**Update** It's nice to see that Amazon has finally added a "Product Alert" in the description of this half-book. It should have been done immediately upon the book's release, but I guess better late than never. Maybe not for all the people who got duped into buying it initially, however.
The book, which is similar in the beginning, diverged significantly from the show and was so much better then the TV show ever was. I really enjoyed the book's understated Sci-Fi sensibilities which made it far more believable. The book's characters were much darker but far more realistic in their actions and relationships to each other.
Overall, if I were to do it over again, I would have read the book and skipped the TV show entirely. Perhaps someday it will be redone by someone who stays much truer to the original material.
One last note. One thing the TV did perfectly was casting Dean Norris as "Big Jim". Throughout my reading, it was impossible not see Dean in my imagining of the book's Jim Rennie.
Now, imagine you have a narcissistic leader of the town counsel who gets drunk with power and sees this as an opportunity for himself. People are dying - no one knows when this will end, the air quality declines, planes crash into the barrier from the outside; people commit suicide on the inside.
A leader is appointed by the military, who has taken active control of the situation - but only on the outside of the dome. Because "Big Jim", the leader of the town sets himself up as the hero and the outsiders as the enemy, the military/government is seen to have done this - it is a conspiracy in the eyes of the town.

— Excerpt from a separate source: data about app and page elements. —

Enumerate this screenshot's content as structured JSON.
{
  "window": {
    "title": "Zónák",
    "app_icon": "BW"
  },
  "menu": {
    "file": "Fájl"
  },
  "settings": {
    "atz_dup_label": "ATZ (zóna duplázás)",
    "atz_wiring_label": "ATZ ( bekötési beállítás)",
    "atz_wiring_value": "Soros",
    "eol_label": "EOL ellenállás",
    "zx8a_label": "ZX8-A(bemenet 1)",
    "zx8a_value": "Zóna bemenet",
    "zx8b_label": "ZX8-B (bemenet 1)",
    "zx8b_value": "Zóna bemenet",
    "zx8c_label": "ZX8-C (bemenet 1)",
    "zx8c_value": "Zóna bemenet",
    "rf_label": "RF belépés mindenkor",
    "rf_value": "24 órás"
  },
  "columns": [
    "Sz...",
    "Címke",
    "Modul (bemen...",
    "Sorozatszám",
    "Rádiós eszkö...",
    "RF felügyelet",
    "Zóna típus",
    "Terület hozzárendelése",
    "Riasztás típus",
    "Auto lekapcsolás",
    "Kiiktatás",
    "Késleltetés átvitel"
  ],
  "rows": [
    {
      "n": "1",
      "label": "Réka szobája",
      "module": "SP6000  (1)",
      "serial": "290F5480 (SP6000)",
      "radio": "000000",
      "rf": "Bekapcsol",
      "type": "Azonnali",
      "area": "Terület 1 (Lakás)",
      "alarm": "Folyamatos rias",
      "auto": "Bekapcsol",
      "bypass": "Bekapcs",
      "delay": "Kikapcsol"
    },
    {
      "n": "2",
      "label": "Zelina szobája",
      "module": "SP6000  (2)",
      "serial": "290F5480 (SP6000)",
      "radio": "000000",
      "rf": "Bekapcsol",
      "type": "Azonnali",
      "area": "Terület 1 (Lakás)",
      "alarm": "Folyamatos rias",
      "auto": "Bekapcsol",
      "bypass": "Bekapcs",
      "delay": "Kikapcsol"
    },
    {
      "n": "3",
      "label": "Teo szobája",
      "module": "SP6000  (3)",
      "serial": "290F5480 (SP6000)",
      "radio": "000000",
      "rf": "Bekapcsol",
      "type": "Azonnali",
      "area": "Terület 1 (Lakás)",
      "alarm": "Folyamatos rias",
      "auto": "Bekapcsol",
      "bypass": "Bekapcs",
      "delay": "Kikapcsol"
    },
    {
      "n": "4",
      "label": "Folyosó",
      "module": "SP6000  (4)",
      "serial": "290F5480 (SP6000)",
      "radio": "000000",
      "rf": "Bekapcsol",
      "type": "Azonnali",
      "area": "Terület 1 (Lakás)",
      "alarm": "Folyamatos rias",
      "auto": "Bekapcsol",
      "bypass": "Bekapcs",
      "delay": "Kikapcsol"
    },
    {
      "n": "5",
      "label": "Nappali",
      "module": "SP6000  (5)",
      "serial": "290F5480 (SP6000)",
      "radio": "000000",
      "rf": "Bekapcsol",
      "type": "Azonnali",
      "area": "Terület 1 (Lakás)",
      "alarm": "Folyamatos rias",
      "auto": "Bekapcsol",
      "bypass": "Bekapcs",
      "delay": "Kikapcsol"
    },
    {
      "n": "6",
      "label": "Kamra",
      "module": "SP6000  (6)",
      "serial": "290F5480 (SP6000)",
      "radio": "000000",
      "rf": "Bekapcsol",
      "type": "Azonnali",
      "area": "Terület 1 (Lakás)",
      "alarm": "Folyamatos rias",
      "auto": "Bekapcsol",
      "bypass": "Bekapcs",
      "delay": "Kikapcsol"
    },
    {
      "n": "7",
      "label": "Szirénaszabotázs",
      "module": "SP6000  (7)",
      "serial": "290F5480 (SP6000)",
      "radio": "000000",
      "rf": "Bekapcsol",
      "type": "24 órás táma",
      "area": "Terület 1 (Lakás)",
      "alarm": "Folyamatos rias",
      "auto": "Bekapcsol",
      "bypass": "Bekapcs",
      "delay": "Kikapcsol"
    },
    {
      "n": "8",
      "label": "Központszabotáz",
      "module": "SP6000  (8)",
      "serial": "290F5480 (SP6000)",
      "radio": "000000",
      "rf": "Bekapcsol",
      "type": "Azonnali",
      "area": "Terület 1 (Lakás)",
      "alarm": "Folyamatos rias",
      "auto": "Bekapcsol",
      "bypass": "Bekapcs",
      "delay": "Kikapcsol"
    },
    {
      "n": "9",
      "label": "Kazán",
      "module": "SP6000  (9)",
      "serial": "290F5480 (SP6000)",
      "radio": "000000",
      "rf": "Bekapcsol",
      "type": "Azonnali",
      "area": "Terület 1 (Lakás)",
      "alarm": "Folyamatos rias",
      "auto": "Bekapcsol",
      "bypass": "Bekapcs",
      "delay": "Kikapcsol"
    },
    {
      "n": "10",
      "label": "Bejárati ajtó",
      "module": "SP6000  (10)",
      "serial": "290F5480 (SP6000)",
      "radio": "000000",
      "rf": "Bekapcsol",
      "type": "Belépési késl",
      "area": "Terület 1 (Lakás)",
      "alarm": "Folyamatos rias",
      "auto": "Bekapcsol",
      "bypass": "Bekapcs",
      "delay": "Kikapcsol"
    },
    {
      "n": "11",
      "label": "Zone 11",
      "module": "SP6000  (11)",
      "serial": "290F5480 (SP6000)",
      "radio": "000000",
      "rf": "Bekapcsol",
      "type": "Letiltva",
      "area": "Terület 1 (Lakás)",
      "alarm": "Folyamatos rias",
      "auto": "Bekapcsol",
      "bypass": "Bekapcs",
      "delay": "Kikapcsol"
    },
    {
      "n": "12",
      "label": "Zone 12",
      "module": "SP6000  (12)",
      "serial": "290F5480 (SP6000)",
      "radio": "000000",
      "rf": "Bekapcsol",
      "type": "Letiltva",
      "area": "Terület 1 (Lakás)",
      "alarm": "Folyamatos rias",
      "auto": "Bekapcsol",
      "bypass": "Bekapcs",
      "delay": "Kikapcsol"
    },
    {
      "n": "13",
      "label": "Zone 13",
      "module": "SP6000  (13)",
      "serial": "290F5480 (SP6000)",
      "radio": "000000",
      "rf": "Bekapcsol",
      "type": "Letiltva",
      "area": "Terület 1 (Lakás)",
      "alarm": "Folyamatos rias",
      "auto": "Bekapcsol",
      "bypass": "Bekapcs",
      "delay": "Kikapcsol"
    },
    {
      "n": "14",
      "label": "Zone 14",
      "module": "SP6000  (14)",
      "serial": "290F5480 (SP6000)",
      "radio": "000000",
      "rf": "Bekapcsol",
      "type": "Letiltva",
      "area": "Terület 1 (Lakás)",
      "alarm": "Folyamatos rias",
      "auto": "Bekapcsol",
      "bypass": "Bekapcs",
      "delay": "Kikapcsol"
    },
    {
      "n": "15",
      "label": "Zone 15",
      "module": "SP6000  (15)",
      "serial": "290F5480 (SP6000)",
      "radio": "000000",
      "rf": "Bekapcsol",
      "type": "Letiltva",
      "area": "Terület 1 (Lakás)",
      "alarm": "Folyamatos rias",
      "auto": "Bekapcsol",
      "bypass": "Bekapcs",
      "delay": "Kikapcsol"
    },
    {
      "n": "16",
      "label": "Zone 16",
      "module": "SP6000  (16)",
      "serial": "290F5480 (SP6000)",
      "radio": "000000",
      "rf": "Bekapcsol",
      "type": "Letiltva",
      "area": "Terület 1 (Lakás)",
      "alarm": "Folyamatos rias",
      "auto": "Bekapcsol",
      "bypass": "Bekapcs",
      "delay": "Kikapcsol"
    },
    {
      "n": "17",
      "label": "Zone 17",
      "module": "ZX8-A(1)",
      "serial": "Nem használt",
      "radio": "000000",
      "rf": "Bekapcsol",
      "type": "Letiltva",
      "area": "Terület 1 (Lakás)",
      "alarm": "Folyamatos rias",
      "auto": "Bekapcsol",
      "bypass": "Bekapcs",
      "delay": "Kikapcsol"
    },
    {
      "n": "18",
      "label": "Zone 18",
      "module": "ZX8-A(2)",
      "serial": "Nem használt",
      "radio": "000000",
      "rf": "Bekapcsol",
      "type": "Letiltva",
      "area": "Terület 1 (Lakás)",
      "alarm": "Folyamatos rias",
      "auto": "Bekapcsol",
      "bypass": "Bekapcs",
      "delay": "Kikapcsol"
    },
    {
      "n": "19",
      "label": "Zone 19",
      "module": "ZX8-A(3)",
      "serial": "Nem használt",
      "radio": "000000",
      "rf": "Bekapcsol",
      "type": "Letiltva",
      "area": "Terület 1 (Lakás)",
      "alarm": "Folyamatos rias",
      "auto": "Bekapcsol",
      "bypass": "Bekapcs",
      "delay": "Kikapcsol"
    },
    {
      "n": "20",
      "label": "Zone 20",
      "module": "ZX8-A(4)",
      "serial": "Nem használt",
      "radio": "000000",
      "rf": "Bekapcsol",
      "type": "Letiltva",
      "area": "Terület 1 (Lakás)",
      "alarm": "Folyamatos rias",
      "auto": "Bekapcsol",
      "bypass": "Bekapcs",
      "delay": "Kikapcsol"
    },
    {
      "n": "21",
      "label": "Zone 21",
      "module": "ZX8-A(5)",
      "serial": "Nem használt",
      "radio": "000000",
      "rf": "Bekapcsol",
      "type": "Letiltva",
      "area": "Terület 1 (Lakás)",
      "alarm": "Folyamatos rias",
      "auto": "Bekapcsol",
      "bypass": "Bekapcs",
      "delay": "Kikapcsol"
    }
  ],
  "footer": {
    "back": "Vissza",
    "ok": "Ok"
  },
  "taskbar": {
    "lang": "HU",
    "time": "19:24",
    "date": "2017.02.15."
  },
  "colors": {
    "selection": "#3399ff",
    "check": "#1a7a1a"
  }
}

There are a couple of ex-military on the inside, one of whom is contacted by cell phone. (Cell phones continue to work.) He's told to take control. The conflict between Big Jim and Colonel Barbie is intense. But, with Barbie the newcomer to the town and Big Jim seen as it's parading hero, it seems to be a losing battle. I won't go any further than this, but suffice it to say that the plot thickens and gets quite intense.
Reading it reminded me strongly of Animal Farm. The town is on an island and someone has to be in charge. What happens when the power goes to their heads? What happens to people who stand in their way (perceived or real)?
Don't be afraid of the bulk of the book. Topping in at about 1,100 pages it could seem overwhelming. But, King's style flows well and the book reads pretty quickly. This is a real page turner. If you are fond of Steven King's writing, this one will get you going. Enjoy.